FERRAMENTAS LINUX: Aptik Backup dos seus temas, PPA e pacotes
segunda-feira, 2 de novembro de 2015
quinta-feira, 16 de julho de 2015
You can solve this (for Debian based Linux distros) by making packages using "java-package" a few times (for various architectures), then distributing them internally.
If you don't have it installed open a console and type:
sudo apt-get install java-package
The big plus side is that this method always works; no matter how crazy Oracle's web pages become. Oracle can no longer break my build or stop my work, specially when Internet-banking depends on it!
The downside is that it's a bit more work to set up initially.
STEP-BY-STEP (ie. as the old music goes...)
1. Download the tar.gz files manually using your browser (ie. thus "accepting" their terms)
2. Run at prompt command:
this will create a file named: "oracle-javaX-jXX_X_XXX.deb"
Note that you may get some messages during the make-jpkg, just ignore them.
3. Distribute it within your organization (or your family devices)
For distribution over the Internet, I suggest using a password protected apt repository or provide raw packages using symmetric encryption:
passphrase="Hard to crack string. Use /dev/urandom for inspiration."

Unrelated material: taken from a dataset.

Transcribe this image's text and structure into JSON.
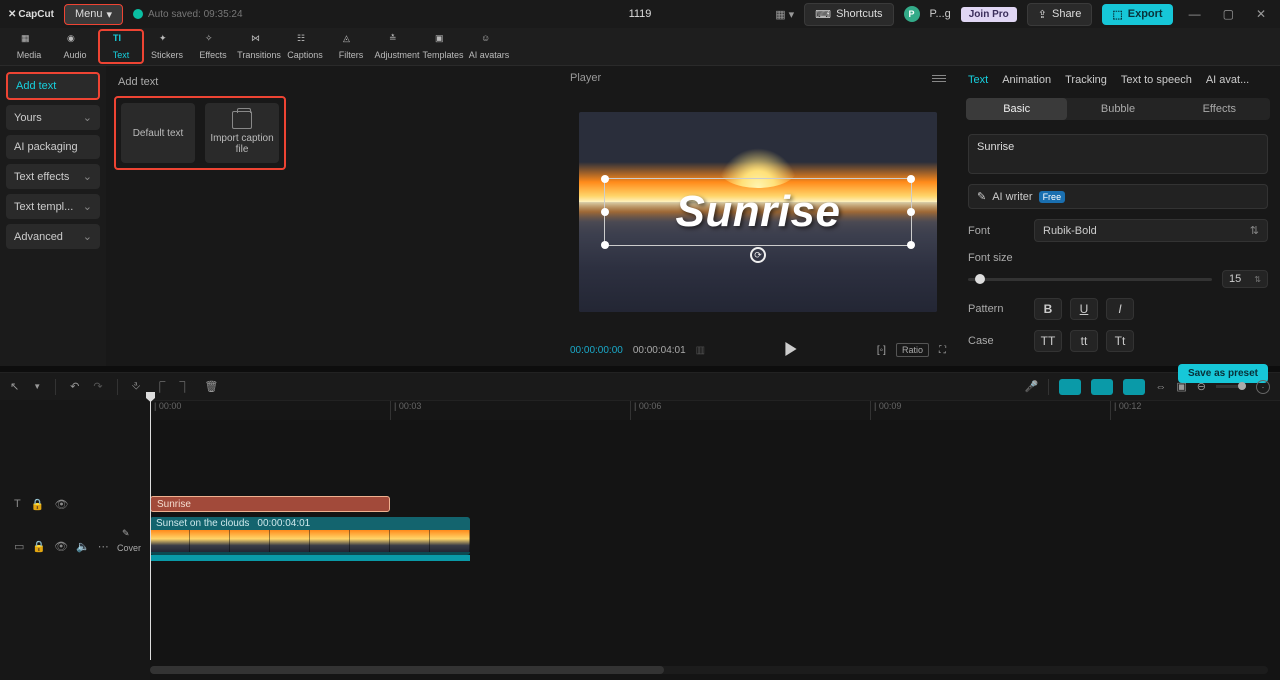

gpg --batch --symmetric --force-mdc --passphrase-fd 0 \
oracle-javaX-jXX_X_XXX.deb <<< "$passphrase"
Of course providing (unencrypted) .deb packages on the internet is probably a violation of your license agreement with Oracle, which states:
... Oracle grants you a ... license ... to reproduce and use internally the Software complete and unmodified for the sole purpose of running Programs"
On the receiving end, if you have a password protected apt repo, all you need to do is apt-get install it. If you have raw packages, download, decrypt and dpkg -i them.
Works like a charm!
sábado, 11 de julho de 2015
Raspberry Pi 2 has 1,024MB RAM that is partitioned between the CPU and the GPU. If the Pi is working as a headless server or the Pi desktop is being accessed via VNC (which doesn't utilize the GPU) the memory split between the two processors can be altered to assign more memory to the CPU for running applications.
- Default GPU memory on Raspbian is set to 64MB and the
minimum recommended to ensure proper operation is 16MB.
- Pi Camera Module requires a minimum of 128MB
- Kodi Media center
requires a minimum of 256MB RAM for the GPU, to avoid choppy video
- edit /boot/config.txt and set gpu_mem=256;or
- run sudo raspi-config and select
option 8 Advanced Options -> A3 Memory Split
and modify value to 256
quinta-feira, 12 de fevereiro de 2015
Can't remote access lubuntu server with Vino but can ssh it.
You open a ssh tunnel (map remote 5900 port to local 12345 port) of remote lubuntu station (ex: 184.108.40.206) at terminal client side to remote access lubuntu station.
Example to type at cmd prompt:
ssh -L 12345:localhost:5900 email@example.com
note: change "user" and address (220.127.116.11) with your own ID.
You open a second terminal window at client station to start vnc with cmd:
Error msg client side:
xvncviewer: VNC server closed connection
Error msg server (the ssh terminal) side:
channel 3: open failed: connect failed: Connection refused
Vino-server not running
At cmd prompt type (remote server side):
Connected to RFB server, using protocol version 3.7
Server did not offer supported security type
server encryption scheme not understood client side
At the remote lubuntu server side set encryption variable to false
cmd prompt type:
gsettings set org.gnome.Vino require-encyption false